(Source records)
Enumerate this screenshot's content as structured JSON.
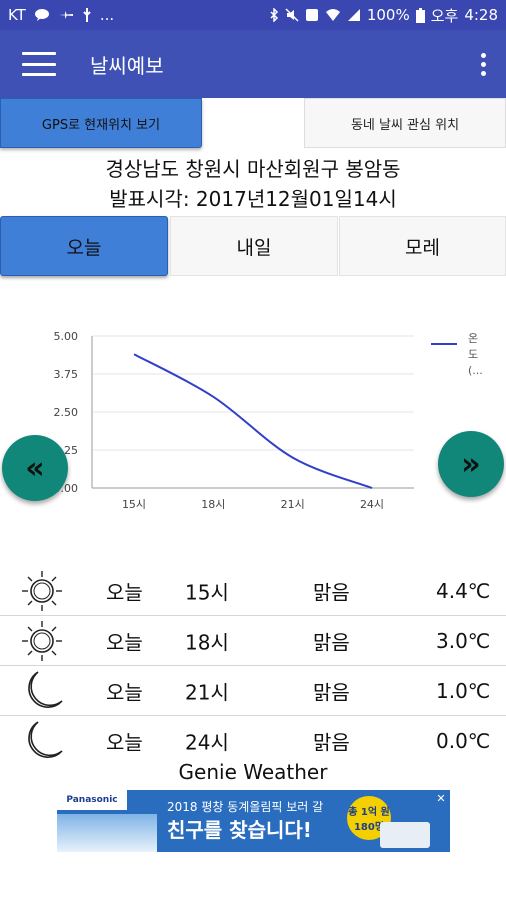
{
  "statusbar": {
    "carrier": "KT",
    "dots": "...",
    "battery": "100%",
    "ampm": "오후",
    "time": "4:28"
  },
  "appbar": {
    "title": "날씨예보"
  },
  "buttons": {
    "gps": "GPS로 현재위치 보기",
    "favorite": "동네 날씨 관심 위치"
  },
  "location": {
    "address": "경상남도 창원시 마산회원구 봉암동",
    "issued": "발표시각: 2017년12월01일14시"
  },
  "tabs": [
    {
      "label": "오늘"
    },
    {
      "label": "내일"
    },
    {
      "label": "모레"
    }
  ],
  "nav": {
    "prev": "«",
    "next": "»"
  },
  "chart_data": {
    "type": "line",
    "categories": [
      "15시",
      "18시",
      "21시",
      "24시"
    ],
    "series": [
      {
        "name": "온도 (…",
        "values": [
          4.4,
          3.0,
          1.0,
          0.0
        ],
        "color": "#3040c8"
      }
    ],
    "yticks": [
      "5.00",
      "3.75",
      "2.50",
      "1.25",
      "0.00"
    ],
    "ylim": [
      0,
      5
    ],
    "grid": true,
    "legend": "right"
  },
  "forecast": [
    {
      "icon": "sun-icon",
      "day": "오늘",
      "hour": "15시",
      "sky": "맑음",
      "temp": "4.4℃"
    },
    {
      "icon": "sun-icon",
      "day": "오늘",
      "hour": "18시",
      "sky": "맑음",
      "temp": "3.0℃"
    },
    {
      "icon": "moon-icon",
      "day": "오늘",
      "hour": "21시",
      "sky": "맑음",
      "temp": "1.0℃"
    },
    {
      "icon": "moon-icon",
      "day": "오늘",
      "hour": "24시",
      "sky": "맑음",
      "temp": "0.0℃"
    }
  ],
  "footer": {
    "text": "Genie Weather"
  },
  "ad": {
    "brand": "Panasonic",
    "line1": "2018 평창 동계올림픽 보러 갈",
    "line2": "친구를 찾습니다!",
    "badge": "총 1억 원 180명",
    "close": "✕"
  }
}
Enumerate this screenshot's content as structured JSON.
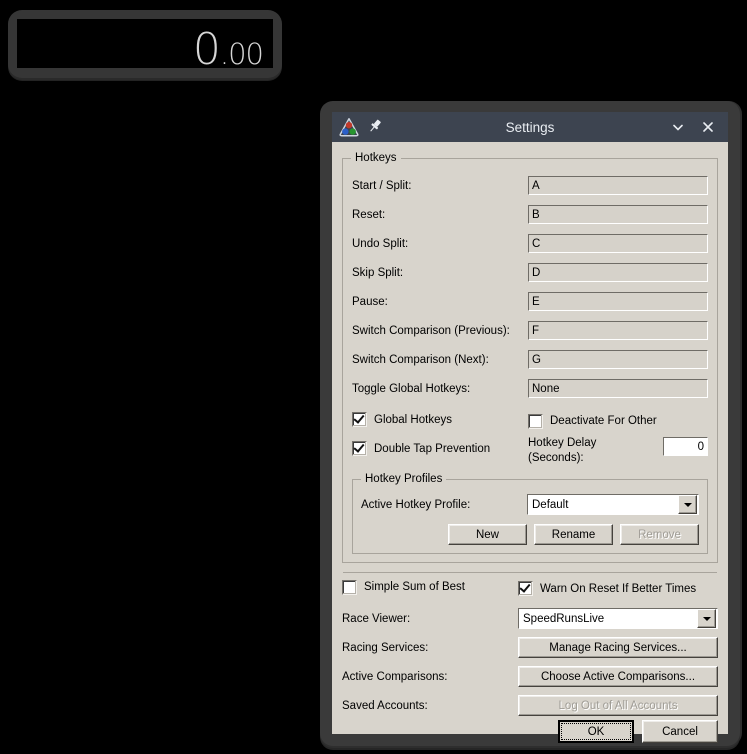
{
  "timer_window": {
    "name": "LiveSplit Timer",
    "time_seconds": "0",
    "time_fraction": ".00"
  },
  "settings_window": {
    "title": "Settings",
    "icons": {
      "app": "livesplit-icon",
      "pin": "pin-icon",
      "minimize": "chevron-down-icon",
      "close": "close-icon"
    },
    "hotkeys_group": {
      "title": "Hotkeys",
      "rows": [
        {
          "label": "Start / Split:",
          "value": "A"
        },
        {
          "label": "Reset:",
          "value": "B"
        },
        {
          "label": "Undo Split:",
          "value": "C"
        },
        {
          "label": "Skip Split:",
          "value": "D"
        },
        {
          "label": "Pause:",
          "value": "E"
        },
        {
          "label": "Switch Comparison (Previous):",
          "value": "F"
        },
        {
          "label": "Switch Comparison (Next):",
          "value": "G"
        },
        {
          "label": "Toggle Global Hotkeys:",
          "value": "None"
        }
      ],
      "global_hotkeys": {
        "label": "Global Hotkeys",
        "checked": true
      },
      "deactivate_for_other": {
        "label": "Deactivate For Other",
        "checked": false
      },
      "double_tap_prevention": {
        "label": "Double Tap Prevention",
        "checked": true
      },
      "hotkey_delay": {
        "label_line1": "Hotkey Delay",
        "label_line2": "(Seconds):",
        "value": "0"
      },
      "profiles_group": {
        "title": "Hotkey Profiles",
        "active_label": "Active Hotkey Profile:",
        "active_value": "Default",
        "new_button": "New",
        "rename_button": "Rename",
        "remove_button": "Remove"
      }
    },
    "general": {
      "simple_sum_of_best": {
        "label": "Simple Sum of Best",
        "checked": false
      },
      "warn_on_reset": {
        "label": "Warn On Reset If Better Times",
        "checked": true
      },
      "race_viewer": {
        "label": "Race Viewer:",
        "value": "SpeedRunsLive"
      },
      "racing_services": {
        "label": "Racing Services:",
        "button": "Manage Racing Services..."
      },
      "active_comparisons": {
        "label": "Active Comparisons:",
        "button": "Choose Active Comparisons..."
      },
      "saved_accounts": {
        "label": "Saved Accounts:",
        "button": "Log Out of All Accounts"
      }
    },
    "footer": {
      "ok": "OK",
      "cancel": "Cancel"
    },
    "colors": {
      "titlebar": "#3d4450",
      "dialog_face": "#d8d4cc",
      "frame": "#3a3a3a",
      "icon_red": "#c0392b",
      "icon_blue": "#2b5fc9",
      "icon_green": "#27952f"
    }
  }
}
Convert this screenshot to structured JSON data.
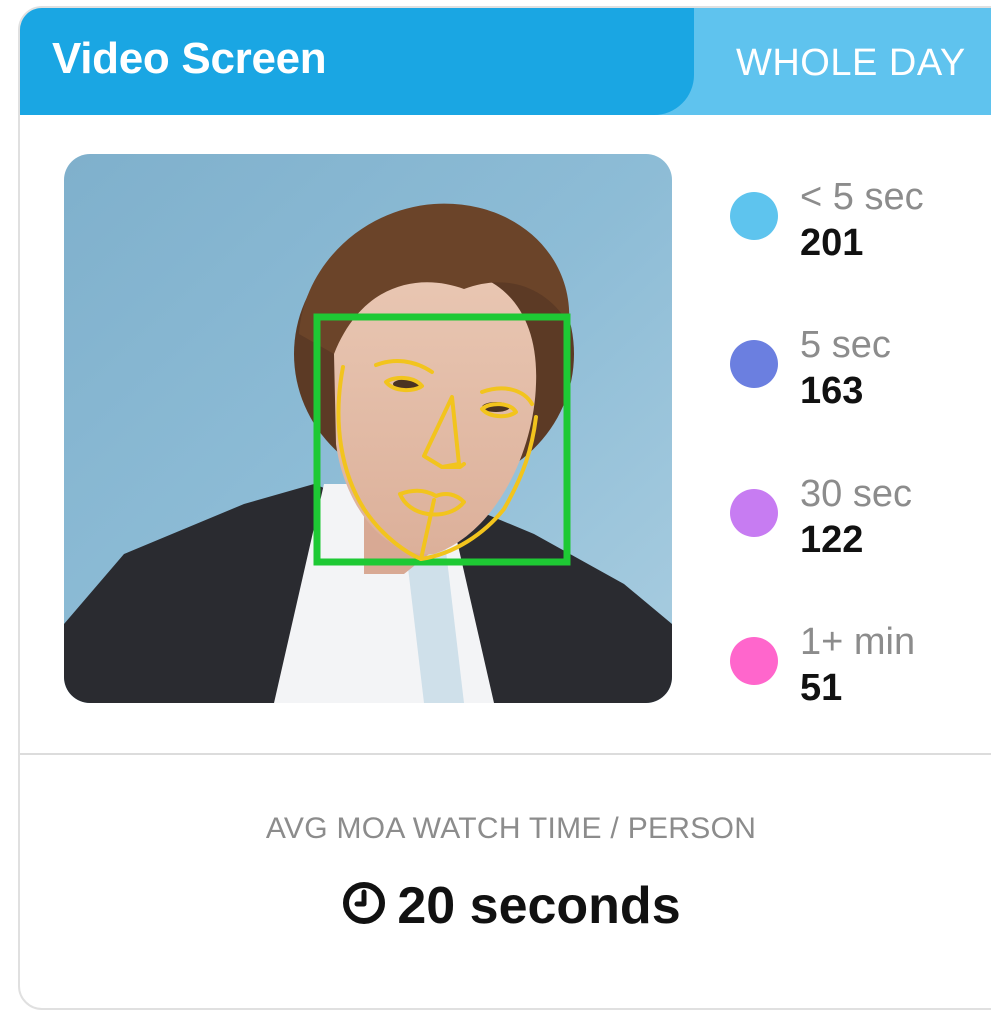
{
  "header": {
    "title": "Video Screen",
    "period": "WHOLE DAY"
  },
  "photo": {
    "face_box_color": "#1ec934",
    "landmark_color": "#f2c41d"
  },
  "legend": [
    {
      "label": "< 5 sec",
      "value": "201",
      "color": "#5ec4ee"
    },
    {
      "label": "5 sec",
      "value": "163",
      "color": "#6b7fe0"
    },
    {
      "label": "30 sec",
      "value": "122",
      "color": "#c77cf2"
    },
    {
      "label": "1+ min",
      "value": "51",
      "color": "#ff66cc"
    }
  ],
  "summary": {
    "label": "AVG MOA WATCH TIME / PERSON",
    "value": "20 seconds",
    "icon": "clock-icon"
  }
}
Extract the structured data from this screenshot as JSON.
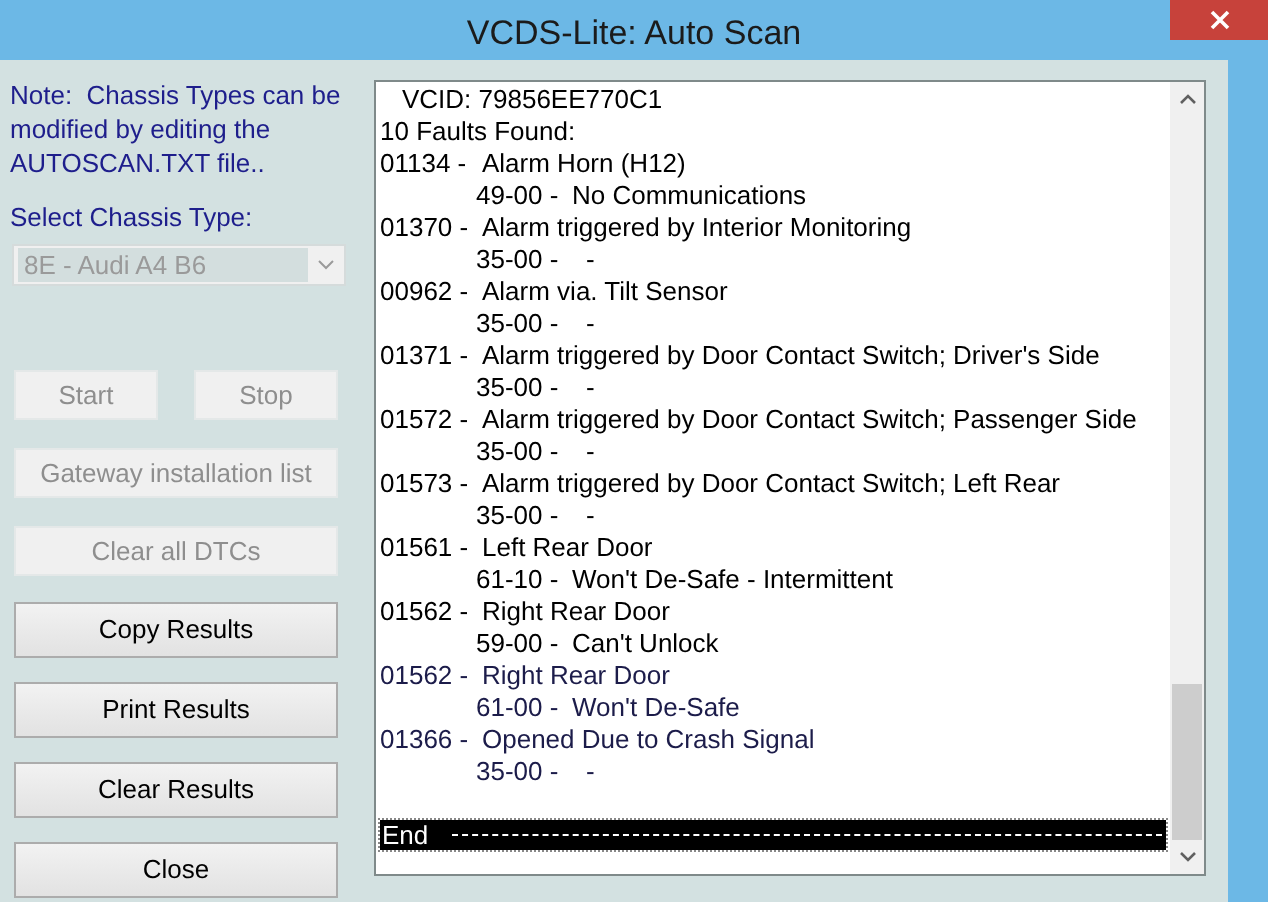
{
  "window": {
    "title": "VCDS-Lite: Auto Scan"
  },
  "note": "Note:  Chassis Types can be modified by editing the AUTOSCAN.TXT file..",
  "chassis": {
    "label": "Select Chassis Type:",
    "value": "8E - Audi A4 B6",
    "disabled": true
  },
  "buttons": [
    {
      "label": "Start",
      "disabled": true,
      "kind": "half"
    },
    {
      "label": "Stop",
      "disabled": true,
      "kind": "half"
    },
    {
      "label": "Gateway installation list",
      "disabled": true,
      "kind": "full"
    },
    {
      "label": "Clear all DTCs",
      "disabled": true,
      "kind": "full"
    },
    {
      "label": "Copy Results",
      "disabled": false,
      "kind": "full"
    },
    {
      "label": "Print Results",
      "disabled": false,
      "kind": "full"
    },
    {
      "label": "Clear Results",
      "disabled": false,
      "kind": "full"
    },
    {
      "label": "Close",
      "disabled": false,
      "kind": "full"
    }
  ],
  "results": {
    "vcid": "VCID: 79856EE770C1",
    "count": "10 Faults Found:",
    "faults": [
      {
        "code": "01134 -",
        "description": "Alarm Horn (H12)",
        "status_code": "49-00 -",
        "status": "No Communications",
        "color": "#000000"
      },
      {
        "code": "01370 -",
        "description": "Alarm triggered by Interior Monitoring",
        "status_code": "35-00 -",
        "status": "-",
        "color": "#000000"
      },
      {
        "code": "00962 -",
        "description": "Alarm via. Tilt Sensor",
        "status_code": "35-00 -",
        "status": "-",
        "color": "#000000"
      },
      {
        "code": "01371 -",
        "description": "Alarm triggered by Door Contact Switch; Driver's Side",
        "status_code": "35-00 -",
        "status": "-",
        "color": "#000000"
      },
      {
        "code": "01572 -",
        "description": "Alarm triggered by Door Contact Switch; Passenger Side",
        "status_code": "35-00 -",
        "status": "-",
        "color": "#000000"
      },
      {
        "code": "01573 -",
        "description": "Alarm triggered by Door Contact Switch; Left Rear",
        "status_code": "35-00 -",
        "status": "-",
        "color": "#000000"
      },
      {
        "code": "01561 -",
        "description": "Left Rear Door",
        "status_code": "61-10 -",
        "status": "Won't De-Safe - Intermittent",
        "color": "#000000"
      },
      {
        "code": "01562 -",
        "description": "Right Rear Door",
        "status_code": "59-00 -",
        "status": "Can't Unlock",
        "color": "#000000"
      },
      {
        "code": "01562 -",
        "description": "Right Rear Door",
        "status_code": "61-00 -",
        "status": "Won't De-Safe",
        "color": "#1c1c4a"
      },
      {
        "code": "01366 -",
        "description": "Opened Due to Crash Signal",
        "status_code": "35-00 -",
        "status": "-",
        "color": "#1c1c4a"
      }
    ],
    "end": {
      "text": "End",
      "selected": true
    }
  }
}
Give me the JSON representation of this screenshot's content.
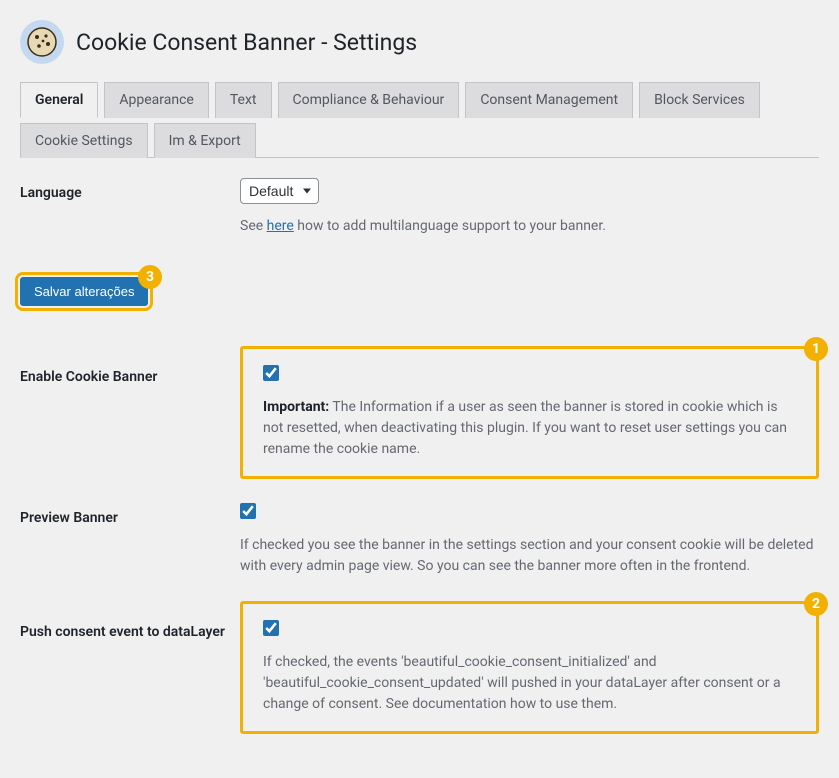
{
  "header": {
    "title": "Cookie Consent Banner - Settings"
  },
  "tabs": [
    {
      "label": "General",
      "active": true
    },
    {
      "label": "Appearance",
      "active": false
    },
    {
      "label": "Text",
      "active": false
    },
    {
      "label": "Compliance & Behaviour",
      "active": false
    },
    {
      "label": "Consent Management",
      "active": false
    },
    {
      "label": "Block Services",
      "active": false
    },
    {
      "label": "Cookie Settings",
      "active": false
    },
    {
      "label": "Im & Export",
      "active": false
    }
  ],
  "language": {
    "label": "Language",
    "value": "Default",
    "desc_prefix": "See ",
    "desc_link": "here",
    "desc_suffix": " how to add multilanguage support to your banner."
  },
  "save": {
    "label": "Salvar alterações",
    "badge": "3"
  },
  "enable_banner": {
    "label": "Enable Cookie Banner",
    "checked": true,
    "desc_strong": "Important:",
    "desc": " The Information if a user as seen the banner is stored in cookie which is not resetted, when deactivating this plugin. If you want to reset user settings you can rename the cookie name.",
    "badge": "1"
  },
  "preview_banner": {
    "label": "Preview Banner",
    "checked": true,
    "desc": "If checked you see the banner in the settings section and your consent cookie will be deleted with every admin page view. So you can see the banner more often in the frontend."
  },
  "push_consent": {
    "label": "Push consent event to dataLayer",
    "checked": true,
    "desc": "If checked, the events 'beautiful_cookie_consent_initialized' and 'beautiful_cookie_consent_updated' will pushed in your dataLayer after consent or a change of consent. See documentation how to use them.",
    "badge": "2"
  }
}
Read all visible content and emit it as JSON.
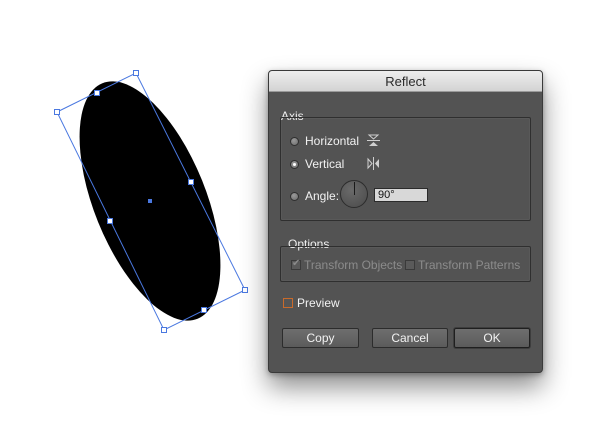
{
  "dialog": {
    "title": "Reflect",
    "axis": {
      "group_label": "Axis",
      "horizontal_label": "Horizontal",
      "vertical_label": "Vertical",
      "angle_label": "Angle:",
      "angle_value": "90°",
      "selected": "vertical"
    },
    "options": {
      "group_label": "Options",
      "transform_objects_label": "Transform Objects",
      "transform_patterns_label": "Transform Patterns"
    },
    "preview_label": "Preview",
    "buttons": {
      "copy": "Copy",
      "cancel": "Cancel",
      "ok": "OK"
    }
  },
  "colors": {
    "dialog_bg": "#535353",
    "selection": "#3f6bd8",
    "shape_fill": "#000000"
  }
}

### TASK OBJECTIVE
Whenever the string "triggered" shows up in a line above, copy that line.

### SOLUTION
        "description": "Alarm triggered by Interior Monitoring",
        "description": "Alarm triggered by Door Contact Switch; Driver's Side",
        "description": "Alarm triggered by Door Contact Switch; Passenger Side",
        "description": "Alarm triggered by Door Contact Switch; Left Rear",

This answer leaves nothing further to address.